### [What you will do]
Each line of the records below that contains "シーケンス" needs to be copied.

═════ Information

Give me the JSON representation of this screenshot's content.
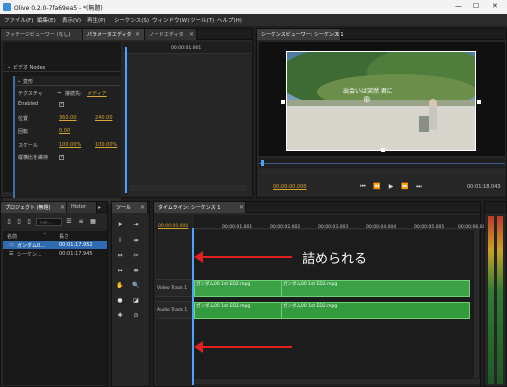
{
  "window": {
    "title": "Olive 0.2.0-7fa69ea5 - *(無題)",
    "minimize": "—",
    "maximize": "☐",
    "close": "✕"
  },
  "menu": [
    "ファイル(F)",
    "編集(E)",
    "表示(V)",
    "再生(P)",
    "シーケンス(S)",
    "ウィンドウ(W)",
    "ツール(T)",
    "ヘルプ(H)"
  ],
  "top_left_tabs": [
    "フッテージビューワー (なし)",
    "パラメータエディタ",
    "ノードエディタ"
  ],
  "param_ruler": "00:00:01.001",
  "param": {
    "video_header": "ビデオ Nodes",
    "transform": "変形",
    "texture_label": "テクスチャ",
    "texture_source_label": "接続先:",
    "texture_source_link": "メディア",
    "enabled_label": "Enabled",
    "position_label": "位置",
    "position_x": "360.00",
    "position_y": "240.00",
    "rotation_label": "回転",
    "rotation_value": "0.00",
    "scale_label": "スケール",
    "scale_x": "100.00%",
    "scale_y": "100.00%",
    "keep_aspect_label": "縦横比を維持"
  },
  "seq_viewer": {
    "tab": "シーケンスビューワー: シーケンス 1",
    "video_caption": "出会いは突然 君に",
    "current_time": "00:00:00.000",
    "duration": "00:01:18.043"
  },
  "project": {
    "tabs": [
      "プロジェクト (無題)",
      "Histor"
    ],
    "search_placeholder": "ﾌｨﾙﾀｰ...",
    "col_name": "名前",
    "col_length": "長さ",
    "rows": [
      {
        "name": "ガンダム0...",
        "length": "00:01:17.952"
      },
      {
        "name": "シーケン...",
        "length": "00:01:17.945"
      }
    ]
  },
  "tools": {
    "tab": "ツール"
  },
  "timeline": {
    "tab": "タイムライン: シーケンス 1",
    "current_time": "00:00:00.000",
    "ruler": [
      "00:00:01.001",
      "00:00:02.002",
      "00:00:03.003",
      "00:00:04.004",
      "00:00:05.005",
      "00:00:06.006"
    ],
    "video_track": "Video Track 1",
    "audio_track": "Audio Track 1",
    "clip_a": "ガンダム00 1st ED2.mpg",
    "clip_b": "ガンダム00 1st ED2.mpg",
    "annotation": "詰められる"
  },
  "colors": {
    "arrow": "#e02020",
    "clip": "#3ca046",
    "playhead": "#4aa3ff",
    "link": "#d8a530"
  }
}
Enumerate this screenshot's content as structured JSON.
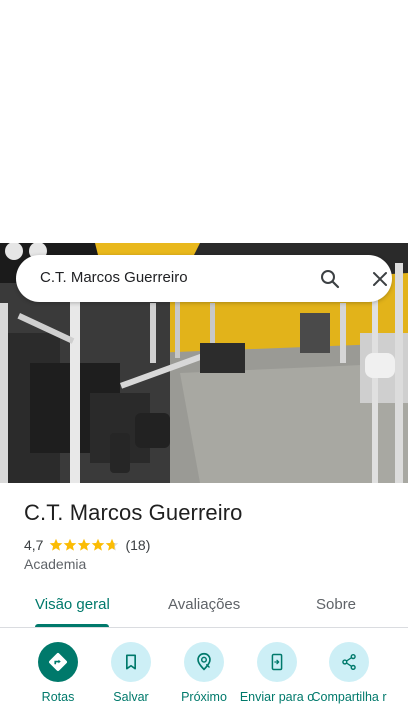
{
  "search": {
    "query": "C.T. Marcos Guerreiro"
  },
  "place": {
    "name": "C.T. Marcos Guerreiro",
    "rating": "4,7",
    "stars": 4.7,
    "review_count": "(18)",
    "category": "Academia"
  },
  "tabs": [
    {
      "label": "Visão geral",
      "active": true
    },
    {
      "label": "Avaliações",
      "active": false
    },
    {
      "label": "Sobre",
      "active": false
    }
  ],
  "actions": [
    {
      "label": "Rotas",
      "icon": "directions-icon"
    },
    {
      "label": "Salvar",
      "icon": "bookmark-icon"
    },
    {
      "label": "Próximo",
      "icon": "nearby-icon"
    },
    {
      "label": "Enviar para o",
      "icon": "send-to-phone-icon"
    },
    {
      "label": "Compartilha r",
      "icon": "share-icon"
    }
  ],
  "colors": {
    "accent": "#00796b",
    "action_bg": "#cdeff6",
    "star": "#fbbc04"
  }
}
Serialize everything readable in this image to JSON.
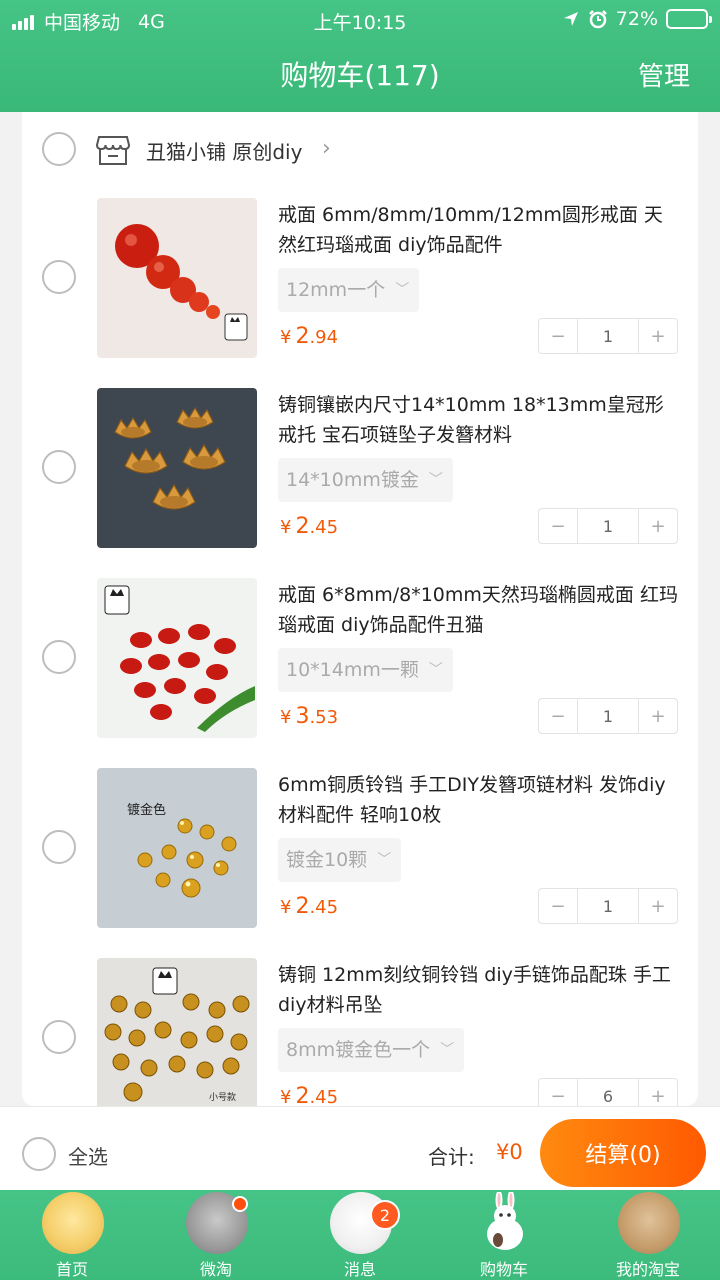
{
  "status_bar": {
    "carrier": "中国移动",
    "network": "4G",
    "time": "上午10:15",
    "battery": "72%",
    "battery_level": 0.72
  },
  "header": {
    "title": "购物车(117)",
    "manage": "管理"
  },
  "store": {
    "name": "丑猫小铺 原创diy",
    "icon": "store-icon"
  },
  "items": [
    {
      "name": "戒面 6mm/8mm/10mm/12mm圆形戒面 天然红玛瑙戒面 diy饰品配件",
      "spec": "12mm一个",
      "price_symbol": "¥",
      "price_int": "2",
      "price_dec": ".94",
      "qty": "1",
      "minus": "−",
      "plus": "+"
    },
    {
      "name": "铸铜镶嵌内尺寸14*10mm 18*13mm皇冠形戒托 宝石项链坠子发簪材料",
      "spec": "14*10mm镀金",
      "price_symbol": "¥",
      "price_int": "2",
      "price_dec": ".45",
      "qty": "1",
      "minus": "−",
      "plus": "+"
    },
    {
      "name": "戒面 6*8mm/8*10mm天然玛瑙椭圆戒面 红玛瑙戒面 diy饰品配件丑猫",
      "spec": "10*14mm一颗",
      "price_symbol": "¥",
      "price_int": "3",
      "price_dec": ".53",
      "qty": "1",
      "minus": "−",
      "plus": "+"
    },
    {
      "name": "6mm铜质铃铛  手工DIY发簪项链材料 发饰diy材料配件 轻响10枚",
      "spec": "镀金10颗",
      "price_symbol": "¥",
      "price_int": "2",
      "price_dec": ".45",
      "qty": "1",
      "minus": "−",
      "plus": "+"
    },
    {
      "name": "铸铜 12mm刻纹铜铃铛 diy手链饰品配珠 手工diy材料吊坠",
      "spec": "8mm镀金色一个",
      "price_symbol": "¥",
      "price_int": "2",
      "price_dec": ".45",
      "qty": "6",
      "minus": "−",
      "plus": "+"
    }
  ],
  "image_captions": {
    "item3_label": "镀金色",
    "item5_label": "小号款"
  },
  "footer": {
    "select_all": "全选",
    "total_label": "合计:",
    "total_value": "¥0",
    "checkout": "结算(0)"
  },
  "tabs": [
    {
      "label": "首页",
      "icon": "home-pet-icon"
    },
    {
      "label": "微淘",
      "icon": "weitao-pet-icon"
    },
    {
      "label": "消息",
      "icon": "message-pet-icon",
      "badge": "2"
    },
    {
      "label": "购物车",
      "icon": "cart-pet-icon"
    },
    {
      "label": "我的淘宝",
      "icon": "profile-pet-icon"
    }
  ],
  "colors": {
    "header": "#3fbf7f",
    "accent": "#f25a0a",
    "checkout": "#ff6a00"
  }
}
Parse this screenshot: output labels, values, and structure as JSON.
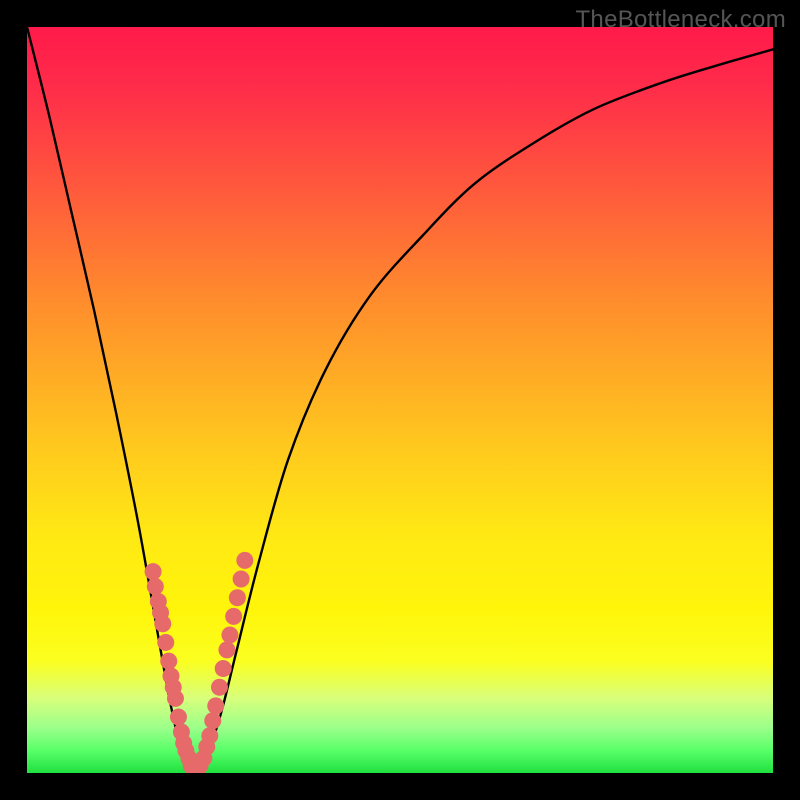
{
  "watermark": "TheBottleneck.com",
  "chart_data": {
    "type": "line",
    "title": "",
    "xlabel": "",
    "ylabel": "",
    "xlim": [
      0,
      100
    ],
    "ylim": [
      0,
      100
    ],
    "series": [
      {
        "name": "bottleneck-curve",
        "x": [
          0,
          3,
          6,
          9,
          12,
          15,
          18,
          19.5,
          21,
          22.5,
          24,
          26,
          28,
          31,
          35,
          40,
          46,
          53,
          60,
          68,
          76,
          85,
          93,
          100
        ],
        "y": [
          100,
          88,
          75,
          62,
          48,
          33,
          16,
          8,
          2,
          0,
          2,
          8,
          16,
          28,
          42,
          54,
          64,
          72,
          79,
          84.5,
          89,
          92.5,
          95,
          97
        ]
      }
    ],
    "annotations": {
      "dot_clusters": [
        {
          "name": "left-branch-dots",
          "points": [
            [
              16.9,
              27.0
            ],
            [
              17.2,
              25.0
            ],
            [
              17.6,
              23.0
            ],
            [
              17.9,
              21.5
            ],
            [
              18.2,
              20.0
            ],
            [
              18.6,
              17.5
            ],
            [
              19.0,
              15.0
            ],
            [
              19.3,
              13.0
            ],
            [
              19.6,
              11.5
            ],
            [
              19.9,
              10.0
            ],
            [
              20.3,
              7.5
            ],
            [
              20.7,
              5.5
            ],
            [
              21.0,
              4.0
            ],
            [
              21.3,
              3.0
            ],
            [
              21.7,
              2.0
            ]
          ]
        },
        {
          "name": "right-branch-dots",
          "points": [
            [
              23.7,
              2.0
            ],
            [
              24.1,
              3.5
            ],
            [
              24.5,
              5.0
            ],
            [
              24.9,
              7.0
            ],
            [
              25.3,
              9.0
            ],
            [
              25.8,
              11.5
            ],
            [
              26.3,
              14.0
            ],
            [
              26.8,
              16.5
            ],
            [
              27.2,
              18.5
            ],
            [
              27.7,
              21.0
            ],
            [
              28.2,
              23.5
            ],
            [
              28.7,
              26.0
            ],
            [
              29.2,
              28.5
            ]
          ]
        },
        {
          "name": "valley-dots",
          "points": [
            [
              22.0,
              1.0
            ],
            [
              22.4,
              0.5
            ],
            [
              22.8,
              0.5
            ],
            [
              23.2,
              1.0
            ]
          ]
        }
      ]
    },
    "colors": {
      "curve": "#000000",
      "dots": "#e66a6a",
      "gradient_top": "#ff1a4a",
      "gradient_bottom": "#20e040",
      "frame": "#000000"
    }
  }
}
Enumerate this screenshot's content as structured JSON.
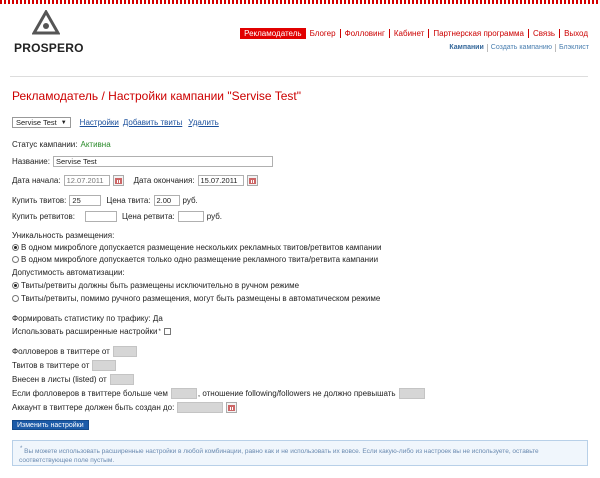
{
  "brand": {
    "name": "PROSPERO"
  },
  "nav": {
    "items": [
      "Рекламодатель",
      "Блогер",
      "Фолловинг",
      "Кабинет",
      "Партнерская программа",
      "Связь",
      "Выход"
    ],
    "active": 0
  },
  "subnav": [
    "Кампании",
    "Создать кампанию",
    "Блэклист"
  ],
  "page": {
    "title": "Рекламодатель / Настройки кампании \"Servise Test\""
  },
  "toolbar": {
    "campaign_select": "Servise Test",
    "links": [
      "Настройки",
      "Добавить твиты",
      "Удалить"
    ]
  },
  "status": {
    "label": "Статус кампании:",
    "value": "Активна"
  },
  "form": {
    "name_label": "Название:",
    "name_value": "Servise Test",
    "start_label": "Дата начала:",
    "start_value": "12.07.2011",
    "end_label": "Дата окончания:",
    "end_value": "15.07.2011",
    "buy_tweets_label": "Купить твитов:",
    "buy_tweets_value": "25",
    "tweet_price_label": "Цена твита:",
    "tweet_price_value": "2.00",
    "currency": "руб.",
    "buy_retweets_label": "Купить ретвитов:",
    "buy_retweets_value": "",
    "retweet_price_label": "Цена ретвита:",
    "retweet_price_value": "",
    "uniqueness_label": "Уникальность размещения:",
    "uniqueness_options": [
      "В одном микроблоге допускается размещение нескольких рекламных твитов/ретвитов кампании",
      "В одном микроблоге допускается только одно размещение рекламного твита/ретвита кампании"
    ],
    "uniqueness_selected": 0,
    "automation_label": "Допустимость автоматизации:",
    "automation_options": [
      "Твиты/ретвиты должны быть размещены исключительно в ручном режиме",
      "Твиты/ретвиты, помимо ручного размещения, могут быть размещены в автоматическом режиме"
    ],
    "automation_selected": 0,
    "stats_text": "Формировать статистику по трафику: Да",
    "advanced_label": "Использовать расширенные настройки",
    "advanced_sup": "*",
    "followers_label": "Фолловеров в твиттере от",
    "tweets_label": "Твитов в твиттере от",
    "listed_label": "Внесен в листы (listed) от",
    "ratio_label_a": "Если фолловеров в твиттере больше чем",
    "ratio_label_b": ", отношение following/followers не должно превышать",
    "created_label": "Аккаунт в твиттере должен быть создан до:",
    "submit_label": "Изменить настройки"
  },
  "note": {
    "sup": "*",
    "text": "Вы можете использовать расширенные настройки в любой комбинации, равно как и не использовать их вовсе. Если какую-либо из настроек вы не используете, оставьте соответствующее поле пустым."
  }
}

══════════

### [Problem solution]
    "シーケンス(S)",
    "tab": "シーケンスビューワー: シーケンス 1",
    "tab": "タイムライン: シーケンス 1",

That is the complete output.